Collins Chabane, one of South Africa's two presidency ministers, told reporters the government is investigating "alleged incorrect use of sign language at the National Memorial Service" but has not finished because it has been overwhelmed with work organizing public viewing of Mandela's body in the South African capital of Pretoria and his funeral Sunday in his hometown of Qunu. He did not identify the man but added the "government will report publicly on any information it may establish."
Four sign language experts, including Druchen and Parkin, told the AP the man was not signing in South African or American sign languages and could not have been signing in any other known sign language because there was no structure to his arm and hand movements. South African sign language covers all of the country's 11 official languages, according to the federation.
Outraged deaf people and sign language interpreters from Canada to China have complained about the man, Parkin said.
"This man himself knows he cannot sign and he had the guts to stand on an international stage and do that," Parkin said. "''It's absolutely impossible that he is any kind of interpreter. Or a language person at all, because he's not even using a language there."
Nicole Du Toit, an official sign language interpreter who also watched the broadcast, said in a telephone interview that the man was an embarrassment for South Africa.
"It was horrible, an absolute circus, really, really bad," she said. "Only he can understand those gestures."
The man also did sign interpretation at an event last year that was attended by South African President Jacob Zuma, Druchen said. At that appearance, a deaf person in the audience videotaped the event and gave it to the Deaf Federation of South Africa. The federation analyzed the video, prepared a report about it and a submitted a formal complaint to the governing African National Congress party, Druchen said.
In their complaint, the federation suggested that the man should take the five years of training needed to become a qualified sign language interpreter in South Africa. But the ANC never responded, Druchen said.
Druchen said a fresh complaint will be filed to the ANC with a demand for an urgent meeting. The federation does not know the identity of the man.
"We want to make a statement that this is a warning to other sign language interpreters who are fake and go about interpreting," Druchen said. "I am hoping the South African government will take notice of this."
ANC spokesman Jackson Mthembu declined comment.
Bogus sign language interpreters are a problem in South Africa because people who know some signs, frequently because they have deaf relatives, try to pass themselves off as interpreters, said Parkin, the principal of the school for the deaf. And those contracting them usually don't know how to sign, so they have no idea that the people they are hiring cannot do the job, she said.

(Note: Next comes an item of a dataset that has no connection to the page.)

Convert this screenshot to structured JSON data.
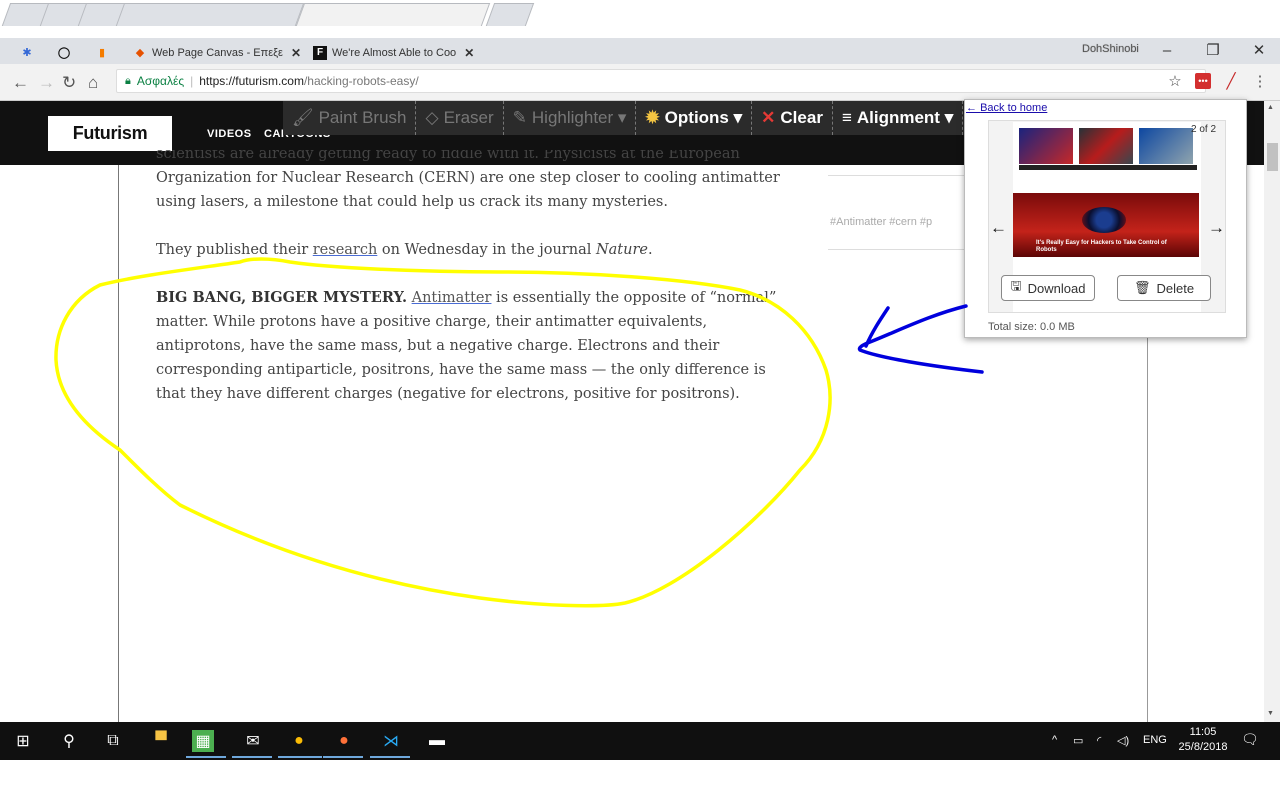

"They advertise themselves as interpreters because they know 10 signs and they can make some quick money," said Parkin. "It is plain and simple abuse of the deaf community, they are taking advantage of the deaf community to make money."

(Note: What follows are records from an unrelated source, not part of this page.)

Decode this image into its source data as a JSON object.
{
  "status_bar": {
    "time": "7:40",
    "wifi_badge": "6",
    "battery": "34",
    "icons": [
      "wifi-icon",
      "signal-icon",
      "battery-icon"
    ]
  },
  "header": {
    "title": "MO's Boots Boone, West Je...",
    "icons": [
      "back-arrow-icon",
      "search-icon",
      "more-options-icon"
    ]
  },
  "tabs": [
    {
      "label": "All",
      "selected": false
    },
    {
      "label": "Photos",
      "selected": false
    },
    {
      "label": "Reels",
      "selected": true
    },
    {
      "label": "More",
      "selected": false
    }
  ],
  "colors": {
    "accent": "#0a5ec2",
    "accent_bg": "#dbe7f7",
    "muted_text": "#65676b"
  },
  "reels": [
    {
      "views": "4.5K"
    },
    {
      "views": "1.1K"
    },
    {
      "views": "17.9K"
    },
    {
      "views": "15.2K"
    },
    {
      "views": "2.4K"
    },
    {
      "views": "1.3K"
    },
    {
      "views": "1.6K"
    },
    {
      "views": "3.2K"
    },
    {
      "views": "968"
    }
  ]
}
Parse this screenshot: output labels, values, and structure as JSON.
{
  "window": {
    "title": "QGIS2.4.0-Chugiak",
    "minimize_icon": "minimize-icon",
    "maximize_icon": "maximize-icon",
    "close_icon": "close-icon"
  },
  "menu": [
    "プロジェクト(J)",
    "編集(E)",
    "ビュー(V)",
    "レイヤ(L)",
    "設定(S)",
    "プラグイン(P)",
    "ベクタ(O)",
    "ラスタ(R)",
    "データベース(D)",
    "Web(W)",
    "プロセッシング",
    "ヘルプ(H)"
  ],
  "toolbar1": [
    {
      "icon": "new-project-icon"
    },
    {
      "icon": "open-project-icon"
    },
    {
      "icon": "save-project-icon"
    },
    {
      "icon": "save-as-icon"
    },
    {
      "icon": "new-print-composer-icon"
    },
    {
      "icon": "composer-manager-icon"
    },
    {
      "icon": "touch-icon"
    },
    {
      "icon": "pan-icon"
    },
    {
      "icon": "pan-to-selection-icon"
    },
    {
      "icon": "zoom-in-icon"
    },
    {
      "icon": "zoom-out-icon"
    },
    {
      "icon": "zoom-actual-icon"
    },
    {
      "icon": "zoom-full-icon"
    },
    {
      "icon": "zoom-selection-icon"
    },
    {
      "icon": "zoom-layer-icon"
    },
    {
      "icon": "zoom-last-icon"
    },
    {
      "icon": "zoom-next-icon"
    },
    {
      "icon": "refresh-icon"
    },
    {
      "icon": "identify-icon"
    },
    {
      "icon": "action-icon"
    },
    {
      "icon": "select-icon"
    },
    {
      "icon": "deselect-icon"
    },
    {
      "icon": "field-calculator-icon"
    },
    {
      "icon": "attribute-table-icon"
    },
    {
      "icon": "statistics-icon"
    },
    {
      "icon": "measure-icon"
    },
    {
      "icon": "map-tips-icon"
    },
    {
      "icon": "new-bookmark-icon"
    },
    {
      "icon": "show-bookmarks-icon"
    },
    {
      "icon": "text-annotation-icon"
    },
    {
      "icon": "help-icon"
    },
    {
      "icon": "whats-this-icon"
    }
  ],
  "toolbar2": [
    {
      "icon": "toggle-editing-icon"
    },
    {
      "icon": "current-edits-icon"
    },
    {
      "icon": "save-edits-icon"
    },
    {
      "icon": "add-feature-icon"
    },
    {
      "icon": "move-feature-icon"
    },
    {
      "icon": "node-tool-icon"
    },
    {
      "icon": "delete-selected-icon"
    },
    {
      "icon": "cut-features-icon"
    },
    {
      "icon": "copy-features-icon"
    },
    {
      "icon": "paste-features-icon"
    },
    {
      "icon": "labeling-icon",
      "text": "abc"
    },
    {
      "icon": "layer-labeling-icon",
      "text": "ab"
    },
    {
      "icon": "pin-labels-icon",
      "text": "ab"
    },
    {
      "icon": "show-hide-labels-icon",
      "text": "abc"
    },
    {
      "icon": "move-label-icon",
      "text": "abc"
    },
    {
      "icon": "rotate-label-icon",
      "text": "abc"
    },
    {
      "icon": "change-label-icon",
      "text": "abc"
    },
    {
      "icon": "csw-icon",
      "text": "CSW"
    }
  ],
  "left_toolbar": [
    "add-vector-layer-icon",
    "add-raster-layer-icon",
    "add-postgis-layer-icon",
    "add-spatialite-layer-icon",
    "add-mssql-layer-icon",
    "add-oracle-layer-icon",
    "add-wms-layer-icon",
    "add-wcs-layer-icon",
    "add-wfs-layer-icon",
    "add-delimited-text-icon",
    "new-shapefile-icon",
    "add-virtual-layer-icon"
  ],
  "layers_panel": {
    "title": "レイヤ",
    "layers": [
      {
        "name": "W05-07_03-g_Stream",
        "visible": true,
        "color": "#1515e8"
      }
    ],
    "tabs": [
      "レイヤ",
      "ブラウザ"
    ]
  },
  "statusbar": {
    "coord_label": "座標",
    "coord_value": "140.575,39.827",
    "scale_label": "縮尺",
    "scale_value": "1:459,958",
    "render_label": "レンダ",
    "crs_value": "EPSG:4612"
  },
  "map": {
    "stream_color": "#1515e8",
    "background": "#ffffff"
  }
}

In Washington, White House spokesman Josh Earnest said he was unaware of any security concerns related to the fake interpreter. Responding to questions, Earnest said: "It's a shame that ... a service that was dedicated to honoring the life and celebrating the legacy of one of the great leaders of the 20th century has gotten distracted by this and a couple of other issues that are far less important than the legacy of Nelson Mandela."
Associated Press writers Nastasya Tay in Johannesburg and Josh Lederman in Washington contributed to this report.